Even before the tournament began, RBC lost its main spokesperson and face of the Canadian Open when Dustin Johnson abruptly bolted to the LIV Tour.
Tournament officials point to a quality field featuring five of the top 10 players in the world and robust ticket sales as evidence that despite LIV’s arrival on the scene, the PGA is stronger than ever.
“You want to watch the best players in the world, especially some of the best young players in the world. They’re here in Canada. They’re here in Toronto,” RBC Canadian Open tournament director Bryan Crawford told CBC.
At the same time, players expressed worry about how this new deep-pocketed tour could change golf’s future.
“Any decision that you make in your life that’s purely for money usually doesn’t end up going the right way,” said four-time major winner Rory McIlroy. “I think it’s a shame that it’s going to fracture the game.”
Canadian golfer Graham DeLaet, who played for more than decade on the PGA tour before recently retiring, says it will be hard for many players to turn their backs on money never seen before in golf.

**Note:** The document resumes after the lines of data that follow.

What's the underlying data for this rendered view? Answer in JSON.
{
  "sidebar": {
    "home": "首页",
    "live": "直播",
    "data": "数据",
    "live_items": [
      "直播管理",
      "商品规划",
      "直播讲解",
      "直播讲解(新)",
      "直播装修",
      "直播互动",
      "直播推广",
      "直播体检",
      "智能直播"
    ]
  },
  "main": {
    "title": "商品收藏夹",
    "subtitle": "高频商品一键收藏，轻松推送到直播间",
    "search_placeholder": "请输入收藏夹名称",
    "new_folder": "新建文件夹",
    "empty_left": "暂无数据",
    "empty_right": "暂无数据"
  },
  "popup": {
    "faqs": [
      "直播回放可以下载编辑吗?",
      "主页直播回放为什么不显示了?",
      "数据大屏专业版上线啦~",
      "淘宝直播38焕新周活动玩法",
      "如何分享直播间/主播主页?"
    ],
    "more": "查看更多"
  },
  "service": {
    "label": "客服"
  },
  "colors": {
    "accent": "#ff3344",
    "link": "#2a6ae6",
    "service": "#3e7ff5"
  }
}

“There’s a lot of ethical and moral questions regarding where the money is coming from but guys make their own decisions and,when that cheque is dangled in front of your eyes, I mean it makes things a little more difficult,” DeLaet told CBC.
As DeLaet points out, this story is about more than just money and golf. It’s also about politics.
There has been a renewed focus on Saudi regime backing the upstart LIV tour and its atrocious human rights record including, most recently, the murder of Washington Post journalist Jamal Khashoggi in 2018.
WATCH | LIV Golf’s big money has lured top golfers away from PGA tour:
Golf vs. politics
In the days leading up to the London event, players like Mickelson did their best to keep the worlds of golf and politics separate.
“I’m certainly aware of what happened with Jamal Khashoggi and I think it’s terrible,” Mickelson said. “I’ve also seen the good that the game of golf has done throughout history, and I believe that LIV Golf is going to do a lot of good.”
Fellow LIV player Graheme McDowell rejected the notion that by participating in the Saudi backed tour, he was normalizing or excusing the regime’s atrocities.
“I think as golfers, if we tried to cure geopolitical situations in every country in the world that we play golf in, we wouldn’t play a lot of golf,” he said.
Still, some contend that for golfers, many who have made a fortune playing the game, this should be about more than the money being dangled by the LIV Tour.
Cheri Bradish, a sport marketing professor at Toronto Metropolitan University, argues that the golfers who so far have rejected LIV’s overtures may be the ultimate winners in this just-beginning battle.
“If you want to think about keeping your partners, doing your speaking gigs and still having relationships commercially and people will argue with $150 million, you don’t need those,” Bradish said.
“But you want to believe in this society. that sports figures will understand that they can and could and should do very good things with the platform that they have.”